If you could go back to your 20-year-old self, what would you tell yourself to do more or less of or differently with regards to your professional career?

I think that I would definitely tell myself I needed to network earlier on. I think the biggest thing I would have told myself is well, one is technology. I’ve never ever been a big technology person I’ve only really gotten into it in the last five to six years and I love it now. So I probably wouldn’t tell myself to take a little more interest in technology. There isn’t anything I wouldn’t have done. I got out of undergrad, I’ve always worked, and going to school full time I got my master’s degree.

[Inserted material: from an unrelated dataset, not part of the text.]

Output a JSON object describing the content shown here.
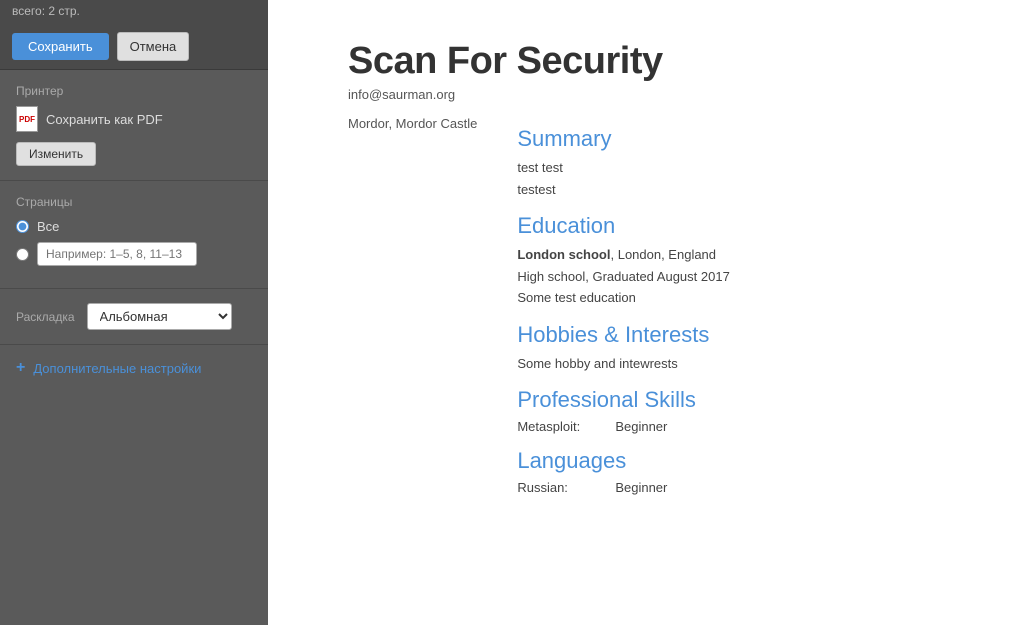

Then when I had enough money, I could go to law school. So there isn’t anything that I would do differently because it gave me experiences that I had and I met people that have played into my life all along. I think the one thing that’s interesting that I do share with a lot of people is one of the largest transitions that I had was a year and a half ago and I didn’t have anything to do with it. I was working with another attorney who is now my firm partner. He does criminal law and we met through a mutual client and he said we should merge and I’m like, “I’m not merging, I’m better by myself, but I’ll refer to you.” He’s a great litigator and I was referring to him and he said we really should merge. This is after about a year and a half and I’m like I really don’t want to merge my practice, I’m used to just it running on my own, it’s easier. One Saturday, I was sitting at my desk at work, and I got an email and I’m looking to the left at it as I’m drafting a document, I’ll never forget it and he merged us without telling me. I don’t really think you’re supposed to do that. Then he called me three minutes later and said, “I’m at Chase Bank, could you come down?” And I’m like, “What are you doing?” He says, “I just merged us, I don’t care what you think we’re merging, come down here we’re opening up business accounts.” It’s a great story and it’s funny, but the truth is it’s taken us a year and a half to get our act together, but it’s actually working. It was probably one of the best decisions I didn’t make that someone else made for me.

We’ve all heard of the six degrees of separation. Who is the one person that you’d love to connect with and do you think you can do it within the sixth degree?

There are so many people that I would like to connect with. I think that there have been few people that have wanted to connect with that I’ve been able to. There’s one attorney that’s on LinkedIn that posts a lot, and I’ve met other people around him and I really would like to reach out to him. I could do it directly within one degree, but I’m just afraid to. It’s sort of like one of those where the person so high up that you think you just don’t want to do that. But at the same time, I’m only one degree away. So I think I have a better chance I just have to get brave and do it.

Do you have any final words of advice to offer listeners with regards to growing and supporting your network?

I think that you just have to always remember that your clients and your customers are very important. And when you’re in your networking groups, you have to look at all the people that you’re with, that they’re your customers, your clients as well, and that you’re both going to work together to help each other’s clients and customers so that their businesses do better. Because when my clients succeed, I succeed. So I just feel like that’s the best way to stay in front of your network and just remember what the purpose is.


Connect with Elisa:

LinkedIn: https://www.linkedin.com/in/elisa-ruer-attorney/ 

Visit Elisa’s Website: https://www.praktesslaw.com/